In fairness to LeDoux, not only might he make a good dinner companion, but also he does provide a reason for ignoring the 1st person point of view, namely, “self-evaluation is problematic as a scientific tool for studying emotions” (Ibid., p. 202). So much the worse for whatever he thinks science is (and, of course, he doesn’t define that, either).
The real problem is not just how to survive college emotionally, but how to survive life emotionally, in other words, how to flourish emotionally.
I happen to believe that flourishing emotionally is impossible or nearly impossible without a healthy brain. There’s no practical issue about that.
Assuming that your brain is normal and healthy, what should you do to survive college emotionally or to survive life emotionally? How is it possible to flourish emotionally?
Here’s what I suggest: work out for yourself defensible answers to the following questions.

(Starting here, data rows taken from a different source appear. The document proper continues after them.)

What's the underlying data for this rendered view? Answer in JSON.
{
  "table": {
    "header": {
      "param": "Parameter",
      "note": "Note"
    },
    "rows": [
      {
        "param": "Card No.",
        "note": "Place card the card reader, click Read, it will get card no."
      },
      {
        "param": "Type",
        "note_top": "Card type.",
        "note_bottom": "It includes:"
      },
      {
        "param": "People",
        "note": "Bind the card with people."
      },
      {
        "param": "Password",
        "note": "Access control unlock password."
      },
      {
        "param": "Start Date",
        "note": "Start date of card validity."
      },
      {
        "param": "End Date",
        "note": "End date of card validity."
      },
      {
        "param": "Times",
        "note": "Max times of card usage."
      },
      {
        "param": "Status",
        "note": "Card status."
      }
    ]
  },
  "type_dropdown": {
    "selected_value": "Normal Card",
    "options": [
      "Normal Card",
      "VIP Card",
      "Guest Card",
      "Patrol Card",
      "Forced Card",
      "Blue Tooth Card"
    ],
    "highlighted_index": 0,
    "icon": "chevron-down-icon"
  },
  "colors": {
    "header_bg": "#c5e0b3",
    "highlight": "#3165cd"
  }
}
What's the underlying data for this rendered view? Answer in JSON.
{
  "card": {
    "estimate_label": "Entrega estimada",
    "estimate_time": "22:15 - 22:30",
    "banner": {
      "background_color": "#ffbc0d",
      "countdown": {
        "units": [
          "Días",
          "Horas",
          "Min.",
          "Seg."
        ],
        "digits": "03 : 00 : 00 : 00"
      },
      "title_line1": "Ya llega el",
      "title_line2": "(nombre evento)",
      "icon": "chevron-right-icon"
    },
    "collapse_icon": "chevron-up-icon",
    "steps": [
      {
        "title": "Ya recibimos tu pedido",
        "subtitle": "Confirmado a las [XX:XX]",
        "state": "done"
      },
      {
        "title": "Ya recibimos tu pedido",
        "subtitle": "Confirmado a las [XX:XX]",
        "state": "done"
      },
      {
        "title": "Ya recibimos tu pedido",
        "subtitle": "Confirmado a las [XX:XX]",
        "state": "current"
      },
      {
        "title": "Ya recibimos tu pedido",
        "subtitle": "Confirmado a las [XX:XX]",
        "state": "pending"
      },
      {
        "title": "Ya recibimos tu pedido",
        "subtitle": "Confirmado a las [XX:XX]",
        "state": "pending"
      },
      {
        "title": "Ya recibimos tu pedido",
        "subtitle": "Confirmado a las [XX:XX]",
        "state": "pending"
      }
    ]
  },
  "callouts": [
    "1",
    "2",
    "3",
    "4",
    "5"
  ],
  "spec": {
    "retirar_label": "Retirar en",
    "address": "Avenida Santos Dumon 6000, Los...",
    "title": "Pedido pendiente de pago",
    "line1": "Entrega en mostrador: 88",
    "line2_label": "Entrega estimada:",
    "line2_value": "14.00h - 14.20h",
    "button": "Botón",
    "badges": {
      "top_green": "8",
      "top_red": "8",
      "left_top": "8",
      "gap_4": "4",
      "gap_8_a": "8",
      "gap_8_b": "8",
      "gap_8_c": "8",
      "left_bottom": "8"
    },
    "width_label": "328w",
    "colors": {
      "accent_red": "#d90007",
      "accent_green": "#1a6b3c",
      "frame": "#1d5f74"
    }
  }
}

Start with a clear, 1st person conception of the nature of emotions. What structure do all emotions share?
Do the common techniques of venting or ignoring work for flourishing emotionally? If not, why not?
Is clear thinking able to help us flourish emotionally?
What is the role of egocentricity in emotions? After all, one person may be wholly unmoved emotionally by an event that someone else cares deeply about and, so, becomes very emotional.
Can common techniques such as fitness exercise or breathing practices help someone to survive college emotionally? If so, how?
What do sages do that the rest of us fail to do? In other words, what can we learn from the lives of those who have actually flourished emotionally?
I provide my answers to these questions in How to Survive College Emotionally.
Are those answers any good?
I encourage you to decide for yourself. Even if you disagree with at least some of those answers, isn’t it quite likely that you’ll come away from reading the book and thinking through its answers for yourself better informed than you were before reading it?
If not, don’t read it. If so, it might be worth $2.99 to you to find out.
As always, if you know someone who might benefit from reading this, please pass it along.
Recommended reading: my How to Survive College Emotionally and my The Fundamental Ideas. If you are serious and want more, I suggest Butchvarov’s Skepticism About the External World and his Being Qua Being.